Fast forward to 2017 and Bella has held multiple food drives, some involving her elementary school. Bella’s passion for helping others has also spread to her friends. She says she likes to teach others how the Food Bank helps people and how they can give back.

She’s also expanded her food drives beyond her birthday to include every giving holiday. The food drive she held last Christmas yielded 1,369 pounds of food, her biggest donation yet.

Giving food is important to Bella, in her words, “It gives people energy, it gives them hope, and it lets them know that not everything is bad in the world.”

Bella understands that hunger is an issue that affects people of all ages. This spring, Bella has a goal of 2,000 pounds set for her next food drive. Her motivation is to help kids her age that may be at-risk of hunger during spring break. She’s calling it the “Spring into Action,” food drive.

“I want to get a lot of donations because maybe there might be kids at my school and other schools that depend on the cafeteria for food, so when spring break comes they might not have any food at all,” she says.

When she’s not fighting hunger, you can find Bella reading, playing with her little brother and canine friends.

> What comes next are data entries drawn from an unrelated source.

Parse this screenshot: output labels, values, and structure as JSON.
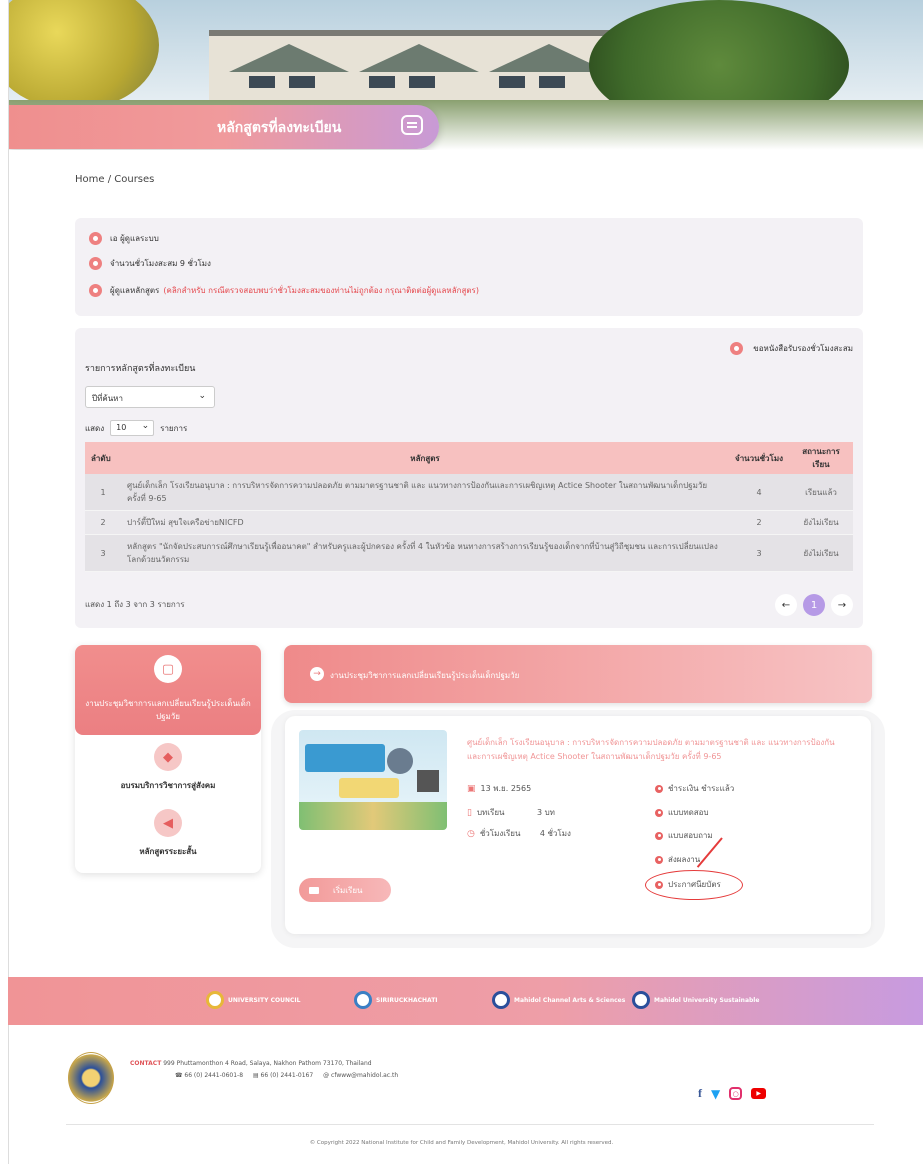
{
  "page_title": "หลักสูตรที่ลงทะเบียน",
  "breadcrumb": "Home / Courses",
  "info": {
    "user": "เอ ผู้ดูแลระบบ",
    "hours": "จำนวนชั่วโมงสะสม 9 ชั่วโมง",
    "admin_label": "ผู้ดูแลหลักสูตร",
    "admin_note": "(คลิกสำหรับ กรณีตรวจสอบพบว่าชั่วโมงสะสมของท่านไม่ถูกต้อง กรุณาติดต่อผู้ดูแลหลักสูตร)"
  },
  "list": {
    "request_cert": "ขอหนังสือรับรองชั่วโมงสะสม",
    "label": "รายการหลักสูตรที่ลงทะเบียน",
    "year_select": "ปีที่ค้นหา",
    "show_prefix": "แสดง",
    "show_value": "10",
    "show_suffix": "รายการ",
    "headers": {
      "no": "ลำดับ",
      "course": "หลักสูตร",
      "hours": "จำนวนชั่วโมง",
      "status": "สถานะการเรียน"
    },
    "rows": [
      {
        "no": "1",
        "course": "ศูนย์เด็กเล็ก โรงเรียนอนุบาล : การบริหารจัดการความปลอดภัย ตามมาตรฐานชาติ และ แนวทางการป้องกันและการเผชิญเหตุ Actice Shooter ในสถานพัฒนาเด็กปฐมวัย ครั้งที่ 9-65",
        "hours": "4",
        "status": "เรียนแล้ว"
      },
      {
        "no": "2",
        "course": "ปาร์ตี้ปีใหม่ สุขใจเครือข่ายNICFD",
        "hours": "2",
        "status": "ยังไม่เรียน"
      },
      {
        "no": "3",
        "course": "หลักสูตร \"นักจัดประสบการณ์ศึกษาเรียนรู้เพื่ออนาคต\" สำหรับครูและผู้ปกครอง ครั้งที่ 4 ในหัวข้อ หนทางการสร้างการเรียนรู้ของเด็กจากที่บ้านสู่วิถีชุมชน และการเปลี่ยนแปลงโลกด้วยนวัตกรรม",
        "hours": "3",
        "status": "ยังไม่เรียน"
      }
    ],
    "footer_text": "แสดง 1 ถึง 3 จาก 3 รายการ",
    "page_prev": "←",
    "page_current": "1",
    "page_next": "→"
  },
  "categories": [
    {
      "label": "งานประชุมวิชาการแลกเปลี่ยนเรียนรู้ประเด็นเด็กปฐมวัย",
      "icon": "chat-icon"
    },
    {
      "label": "อบรมบริการวิชาการสู่สังคม",
      "icon": "box-icon"
    },
    {
      "label": "หลักสูตรระยะสั้น",
      "icon": "megaphone-icon"
    }
  ],
  "section_title": "งานประชุมวิชาการแลกเปลี่ยนเรียนรู้ประเด็นเด็กปฐมวัย",
  "course": {
    "title": "ศูนย์เด็กเล็ก โรงเรียนอนุบาล : การบริหารจัดการความปลอดภัย ตามมาตรฐานชาติ และ แนวทางการป้องกันและการเผชิญเหตุ Actice Shooter ในสถานพัฒนาเด็กปฐมวัย ครั้งที่ 9-65",
    "date": "13 พ.ย. 2565",
    "lessons_label": "บทเรียน",
    "lessons_value": "3 บท",
    "duration_label": "ชั่วโมงเรียน",
    "duration_value": "4 ชั่วโมง",
    "status_items": [
      "ชำระเงิน ชำระแล้ว",
      "แบบทดสอบ",
      "แบบสอบถาม",
      "ส่งผลงาน",
      "ประกาศนียบัตร"
    ],
    "start_button": "เริ่มเรียน"
  },
  "footer": {
    "logos": [
      "UNIVERSITY COUNCIL",
      "SIRIRUCKHACHATI",
      "Mahidol Channel Arts & Sciences",
      "Mahidol University Sustainable"
    ],
    "contact_label": "CONTACT",
    "address": "999 Phuttamonthon 4 Road, Salaya, Nakhon Pathom 73170, Thailand",
    "phone": "66 (0) 2441-0601-8",
    "fax": "66 (0) 2441-0167",
    "email": "cfwww@mahidol.ac.th",
    "copyright": "© Copyright 2022 National Institute for Child and Family Development, Mahidol University. All rights reserved."
  },
  "colors": {
    "accent": "#ee8080",
    "accent_purple": "#b69ae6",
    "annotation": "#e53b3b"
  }
}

She also volunteers at the Food Bank routinely with her father.

“It makes me feel really good inside when my parents tell me how proud they are of me and what I’m doing to help others.” Hunger fighters like Bella are a great example that you don’t have to be an adult to make a big difference.